Work In process - the amount of inventory in the process.

Set-up time - the time required to prepare the equipment to perform an activity on a batch of units. Set-up time usually does not depend strongly on the batch size and therefore can be reduced on a per unit basis by increasing the batch size.

Direct labor content - the amount of labor (in units of time) actually contained in the product. Excludes idle time when workers are not working directly on the product. Also excludes time spent maintaining machines, transporting materials, etc.

Direct labor utilization - the fraction of labor capacity that actually is utilized as direct labor.

Little's Law

The inventory in the process is related to the throughput rate and throughput time by the following equation:

W.I.P. Inventory  =  Throughput Rate  x  Flow Time

This relation is known as Little's Law, named after John D.C. Little who proved it mathematically in 1961. Since the throughput rate is equal to 1 / cycle time, Little's Law can be written as:

Flow Time  =  W.I.P. Inventory  x  Cycle Time

The Process Bottleneck

The process capacity is determined by the slowest series task in the process; that is, having the slowest throughput rate or longest cycle time. This slowest task is known as the bottleneck.

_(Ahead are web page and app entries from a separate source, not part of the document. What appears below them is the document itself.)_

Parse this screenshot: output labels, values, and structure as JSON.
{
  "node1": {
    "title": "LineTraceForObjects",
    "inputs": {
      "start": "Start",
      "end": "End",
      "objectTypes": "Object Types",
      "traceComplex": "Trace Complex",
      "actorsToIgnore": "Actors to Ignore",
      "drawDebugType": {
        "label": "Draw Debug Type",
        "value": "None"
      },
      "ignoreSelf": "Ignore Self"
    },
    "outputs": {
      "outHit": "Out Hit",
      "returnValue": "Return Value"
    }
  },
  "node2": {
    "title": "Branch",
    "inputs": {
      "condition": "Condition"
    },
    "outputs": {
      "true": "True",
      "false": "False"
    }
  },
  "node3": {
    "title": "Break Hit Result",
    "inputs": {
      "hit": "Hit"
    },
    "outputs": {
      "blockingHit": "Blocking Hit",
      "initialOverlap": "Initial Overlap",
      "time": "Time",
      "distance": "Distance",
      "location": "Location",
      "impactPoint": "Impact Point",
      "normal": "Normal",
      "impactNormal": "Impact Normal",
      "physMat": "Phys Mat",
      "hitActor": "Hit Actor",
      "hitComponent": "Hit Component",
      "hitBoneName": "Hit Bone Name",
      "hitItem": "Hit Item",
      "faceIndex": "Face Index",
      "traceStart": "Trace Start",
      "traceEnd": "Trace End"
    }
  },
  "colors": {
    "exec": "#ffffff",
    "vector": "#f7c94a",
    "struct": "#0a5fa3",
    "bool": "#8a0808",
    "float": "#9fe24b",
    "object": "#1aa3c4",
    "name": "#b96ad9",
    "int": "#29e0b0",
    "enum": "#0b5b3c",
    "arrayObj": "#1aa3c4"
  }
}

Identification of the bottleneck is a critical aspect of process analysis since it not only determines the process capacity, but also provides the opportunity to increase that capacity.

Saving time in the bottleneck activity saves time for the entire process. Saving time in a non-bottleneck activity does not help the process since the throughput rate is limited by the bottleneck. It is only when the bottleneck is eliminated that another activity will become the new bottleneck and present a new opportunity to improve the process.

If the next slowest task is much faster than the bottleneck, then the bottleneck is having a major impact on the process capacity. If the next slowest task is only slightly faster than the bottleneck, then increasing the throughput of the bottleneck will have a limited impact on the process capacity.

Starvation and Blocking

Starvation occurs when a downstream activity is idle with no inputs to process because of upstream delays. Blocking occurs when an activity becomes idle because the next downstream activity is not ready to take it. Both starvation and blocking can be reduced by adding buffers that hold inventory between activities. (viewed at 17/04/09)

Dealing with the customers complain impressive burger adopt the following steps to reduce the customers complains.

They should motivate their staff by paying extra rewards

They should hire committed and skilled staff

The management should be flexible about staff shifts and timing

Staff should be allowed for socializing

Staff shouldn't have extra burden of work

Impressive Burger should adopt customer orientation based services to solve the customer problems

To reduce the numbers of complains knowledge management system should be introduced

Less number of staff and machinery problems can be solved by the following ways:

They should introduced the small machines to improve the operation in this way they only need one person to operate the machine and to get the job done and also if the any machine broke down while working they don't need to stop the whole process they can get the work done by other machine.

Impressive burger management should hire part time staff for the peak times that they can help the regular staff member to get the work done on time this also will help the impressive burger to save revenue.

They train their worker time by time if it necessary.

To decrease the waste and stock level impressive burger management should take the following steps:

They should introduce lean production

They should introduce the Just-in-time method

Lean production:

Lean production is an approach that aims to maximise use of available resources, thereby reducing waste and inefficiency. (Robert Johnston, 2008)

So we can say lean operation uses all the available stock and don't let the level of stock to increae and reduce the waste level as well by using lean production Impressive Burgers can save revenue and get better NPV.


In time is a model applied to production process of all types. It aims to reduce the cost of cost of holding excessive stock and and avoid duplicating effort.(Anil Kumar, 2006).